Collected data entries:
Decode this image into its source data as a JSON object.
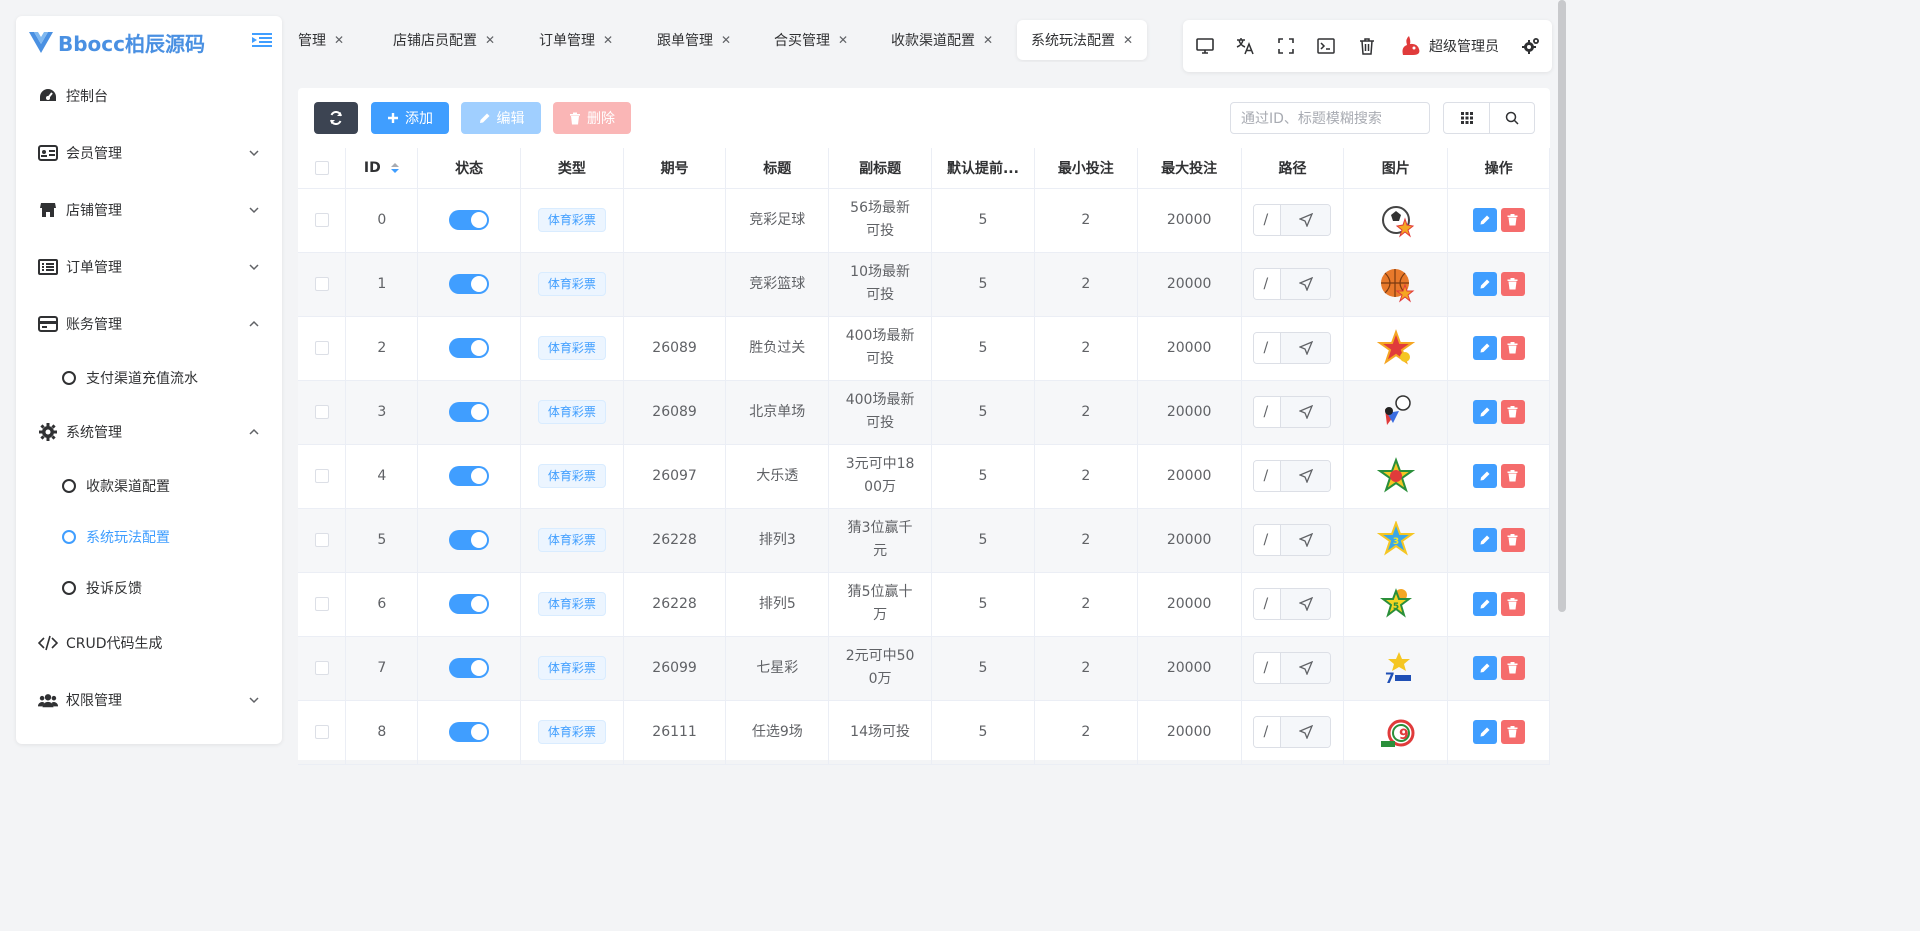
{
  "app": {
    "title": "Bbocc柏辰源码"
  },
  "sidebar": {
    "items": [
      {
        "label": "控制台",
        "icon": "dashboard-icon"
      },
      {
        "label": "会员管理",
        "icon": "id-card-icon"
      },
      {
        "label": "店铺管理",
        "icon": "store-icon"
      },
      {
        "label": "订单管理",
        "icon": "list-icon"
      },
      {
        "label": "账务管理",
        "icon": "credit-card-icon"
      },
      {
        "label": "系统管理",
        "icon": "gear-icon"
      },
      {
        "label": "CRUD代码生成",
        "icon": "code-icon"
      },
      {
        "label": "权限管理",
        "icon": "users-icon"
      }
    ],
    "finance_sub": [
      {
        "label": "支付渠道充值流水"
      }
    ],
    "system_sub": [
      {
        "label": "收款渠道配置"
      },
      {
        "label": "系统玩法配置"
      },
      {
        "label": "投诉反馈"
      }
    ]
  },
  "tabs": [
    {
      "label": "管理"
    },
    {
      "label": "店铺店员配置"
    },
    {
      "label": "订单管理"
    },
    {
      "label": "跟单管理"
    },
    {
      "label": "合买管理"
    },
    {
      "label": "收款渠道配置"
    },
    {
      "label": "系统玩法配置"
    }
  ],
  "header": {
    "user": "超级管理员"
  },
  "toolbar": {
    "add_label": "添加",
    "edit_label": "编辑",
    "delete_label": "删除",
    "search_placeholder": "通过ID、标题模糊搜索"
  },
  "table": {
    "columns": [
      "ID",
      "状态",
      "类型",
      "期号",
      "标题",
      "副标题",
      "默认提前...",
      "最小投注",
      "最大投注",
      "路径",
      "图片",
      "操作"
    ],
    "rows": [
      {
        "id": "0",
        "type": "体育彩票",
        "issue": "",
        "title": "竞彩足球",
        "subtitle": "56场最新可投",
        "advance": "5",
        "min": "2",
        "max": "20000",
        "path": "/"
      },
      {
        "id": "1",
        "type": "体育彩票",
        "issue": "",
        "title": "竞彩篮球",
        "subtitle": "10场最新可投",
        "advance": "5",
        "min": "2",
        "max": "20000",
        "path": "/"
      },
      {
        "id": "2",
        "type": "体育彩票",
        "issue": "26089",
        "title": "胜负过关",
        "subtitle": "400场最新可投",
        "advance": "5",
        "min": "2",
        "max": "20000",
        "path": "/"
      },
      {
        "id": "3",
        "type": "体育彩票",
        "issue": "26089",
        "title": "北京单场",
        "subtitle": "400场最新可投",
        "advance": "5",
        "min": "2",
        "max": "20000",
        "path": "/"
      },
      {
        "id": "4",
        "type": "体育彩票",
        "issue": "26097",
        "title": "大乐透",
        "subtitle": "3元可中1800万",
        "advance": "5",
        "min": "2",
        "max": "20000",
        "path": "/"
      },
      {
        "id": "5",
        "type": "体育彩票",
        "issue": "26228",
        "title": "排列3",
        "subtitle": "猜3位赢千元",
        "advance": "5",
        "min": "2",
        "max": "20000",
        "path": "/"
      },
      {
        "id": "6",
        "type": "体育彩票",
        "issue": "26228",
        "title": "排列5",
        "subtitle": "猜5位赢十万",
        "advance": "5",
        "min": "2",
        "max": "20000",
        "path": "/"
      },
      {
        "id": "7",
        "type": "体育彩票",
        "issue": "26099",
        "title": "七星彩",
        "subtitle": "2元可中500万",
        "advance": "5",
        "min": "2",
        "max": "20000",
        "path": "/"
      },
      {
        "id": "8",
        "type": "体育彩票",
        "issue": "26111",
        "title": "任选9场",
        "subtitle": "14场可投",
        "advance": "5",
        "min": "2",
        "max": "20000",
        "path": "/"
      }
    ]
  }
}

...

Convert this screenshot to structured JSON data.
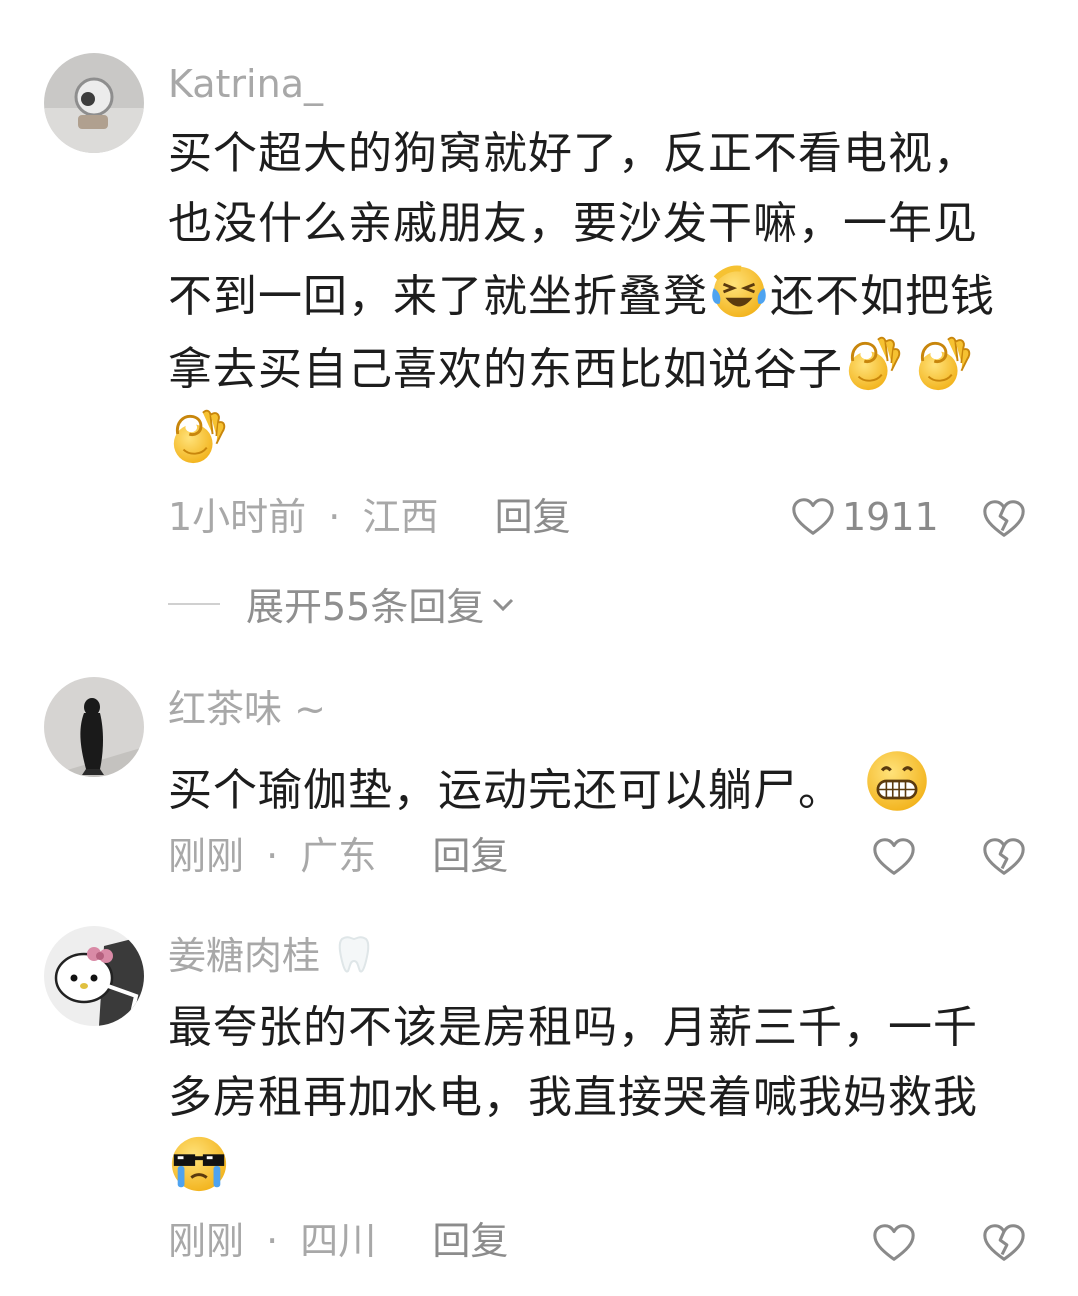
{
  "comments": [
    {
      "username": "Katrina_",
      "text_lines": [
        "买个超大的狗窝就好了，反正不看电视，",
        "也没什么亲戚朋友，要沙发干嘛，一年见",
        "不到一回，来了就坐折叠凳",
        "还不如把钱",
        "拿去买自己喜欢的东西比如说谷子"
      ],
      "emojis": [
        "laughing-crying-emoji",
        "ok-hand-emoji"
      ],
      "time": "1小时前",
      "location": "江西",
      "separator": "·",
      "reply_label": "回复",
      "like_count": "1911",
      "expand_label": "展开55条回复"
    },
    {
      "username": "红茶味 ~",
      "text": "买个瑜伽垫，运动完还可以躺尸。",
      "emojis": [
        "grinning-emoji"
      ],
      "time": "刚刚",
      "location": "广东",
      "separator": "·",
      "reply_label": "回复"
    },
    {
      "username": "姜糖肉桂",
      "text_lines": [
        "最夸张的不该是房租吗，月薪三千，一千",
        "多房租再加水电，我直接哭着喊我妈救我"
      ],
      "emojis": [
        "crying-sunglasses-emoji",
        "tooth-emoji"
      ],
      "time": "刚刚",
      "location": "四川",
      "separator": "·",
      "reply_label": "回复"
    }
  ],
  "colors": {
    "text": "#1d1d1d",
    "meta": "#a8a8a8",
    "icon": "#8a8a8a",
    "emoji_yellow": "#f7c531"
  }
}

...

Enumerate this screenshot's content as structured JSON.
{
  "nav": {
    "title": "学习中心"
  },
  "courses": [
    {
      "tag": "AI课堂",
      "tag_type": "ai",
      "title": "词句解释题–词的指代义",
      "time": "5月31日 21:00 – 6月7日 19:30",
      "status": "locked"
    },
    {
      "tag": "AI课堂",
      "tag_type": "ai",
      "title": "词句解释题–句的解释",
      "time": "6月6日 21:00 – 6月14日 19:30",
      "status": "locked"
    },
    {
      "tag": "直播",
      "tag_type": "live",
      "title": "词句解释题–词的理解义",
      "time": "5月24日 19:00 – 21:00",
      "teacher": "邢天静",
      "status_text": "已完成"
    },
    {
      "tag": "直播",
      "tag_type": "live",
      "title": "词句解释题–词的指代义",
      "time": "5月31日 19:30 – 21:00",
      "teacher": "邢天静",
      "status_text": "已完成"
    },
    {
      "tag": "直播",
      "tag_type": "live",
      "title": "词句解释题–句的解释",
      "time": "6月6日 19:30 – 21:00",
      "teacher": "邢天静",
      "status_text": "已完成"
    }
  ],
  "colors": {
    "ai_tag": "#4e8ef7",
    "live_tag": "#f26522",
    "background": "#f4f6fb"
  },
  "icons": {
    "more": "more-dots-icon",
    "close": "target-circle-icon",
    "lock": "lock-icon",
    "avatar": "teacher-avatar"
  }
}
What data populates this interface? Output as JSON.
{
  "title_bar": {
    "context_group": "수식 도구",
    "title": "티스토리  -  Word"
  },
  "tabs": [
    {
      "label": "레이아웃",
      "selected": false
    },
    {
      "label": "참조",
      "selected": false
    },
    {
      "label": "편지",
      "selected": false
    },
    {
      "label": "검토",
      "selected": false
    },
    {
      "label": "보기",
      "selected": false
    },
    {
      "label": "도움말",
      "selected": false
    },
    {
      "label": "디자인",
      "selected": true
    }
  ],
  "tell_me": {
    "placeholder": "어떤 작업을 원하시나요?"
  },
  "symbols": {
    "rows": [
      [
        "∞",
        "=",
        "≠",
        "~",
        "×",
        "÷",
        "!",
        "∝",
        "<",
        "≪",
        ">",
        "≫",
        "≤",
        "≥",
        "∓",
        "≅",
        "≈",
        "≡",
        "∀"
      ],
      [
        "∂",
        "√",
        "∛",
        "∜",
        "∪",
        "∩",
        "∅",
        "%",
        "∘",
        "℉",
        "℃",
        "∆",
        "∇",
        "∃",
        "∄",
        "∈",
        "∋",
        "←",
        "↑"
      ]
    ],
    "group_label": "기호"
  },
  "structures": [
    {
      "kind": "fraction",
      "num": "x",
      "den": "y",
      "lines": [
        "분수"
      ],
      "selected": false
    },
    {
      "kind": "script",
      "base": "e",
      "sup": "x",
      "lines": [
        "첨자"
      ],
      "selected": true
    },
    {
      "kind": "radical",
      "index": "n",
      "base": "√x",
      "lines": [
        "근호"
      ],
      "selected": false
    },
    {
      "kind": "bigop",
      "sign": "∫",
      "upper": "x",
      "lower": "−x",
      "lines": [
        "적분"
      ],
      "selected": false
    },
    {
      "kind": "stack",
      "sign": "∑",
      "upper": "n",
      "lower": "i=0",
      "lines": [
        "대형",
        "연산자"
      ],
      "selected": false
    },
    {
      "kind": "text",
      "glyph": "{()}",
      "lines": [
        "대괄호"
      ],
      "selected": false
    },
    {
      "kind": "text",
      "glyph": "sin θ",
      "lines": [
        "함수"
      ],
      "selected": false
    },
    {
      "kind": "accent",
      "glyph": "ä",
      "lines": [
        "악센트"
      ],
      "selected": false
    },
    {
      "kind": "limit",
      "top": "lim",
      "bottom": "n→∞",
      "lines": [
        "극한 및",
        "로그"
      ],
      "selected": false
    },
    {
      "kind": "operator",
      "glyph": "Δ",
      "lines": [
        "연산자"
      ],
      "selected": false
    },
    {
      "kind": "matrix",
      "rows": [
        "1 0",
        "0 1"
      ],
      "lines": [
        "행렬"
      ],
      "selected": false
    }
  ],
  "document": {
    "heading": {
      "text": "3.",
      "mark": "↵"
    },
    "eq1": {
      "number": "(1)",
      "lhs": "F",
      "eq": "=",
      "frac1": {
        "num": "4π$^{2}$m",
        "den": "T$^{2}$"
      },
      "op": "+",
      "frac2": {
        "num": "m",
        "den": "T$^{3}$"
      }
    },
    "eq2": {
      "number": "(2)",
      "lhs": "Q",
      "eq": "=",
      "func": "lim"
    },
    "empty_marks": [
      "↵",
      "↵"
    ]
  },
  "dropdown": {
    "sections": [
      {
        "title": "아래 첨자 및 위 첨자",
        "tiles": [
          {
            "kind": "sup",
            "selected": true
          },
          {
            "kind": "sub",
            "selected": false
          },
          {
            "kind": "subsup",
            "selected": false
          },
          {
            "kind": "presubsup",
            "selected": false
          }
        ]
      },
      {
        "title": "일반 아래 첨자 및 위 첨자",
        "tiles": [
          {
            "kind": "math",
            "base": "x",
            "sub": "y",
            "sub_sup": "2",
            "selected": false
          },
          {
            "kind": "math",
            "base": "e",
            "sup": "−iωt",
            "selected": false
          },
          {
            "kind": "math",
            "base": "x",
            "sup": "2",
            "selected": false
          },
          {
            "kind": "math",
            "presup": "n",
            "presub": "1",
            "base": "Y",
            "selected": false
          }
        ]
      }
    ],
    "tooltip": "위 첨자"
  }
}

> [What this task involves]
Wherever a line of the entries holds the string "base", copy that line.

> [Response for this exercise]
      "base": "e",
      "base": "√x",
            "base": "x",
            "base": "e",
            "base": "x",
            "base": "Y",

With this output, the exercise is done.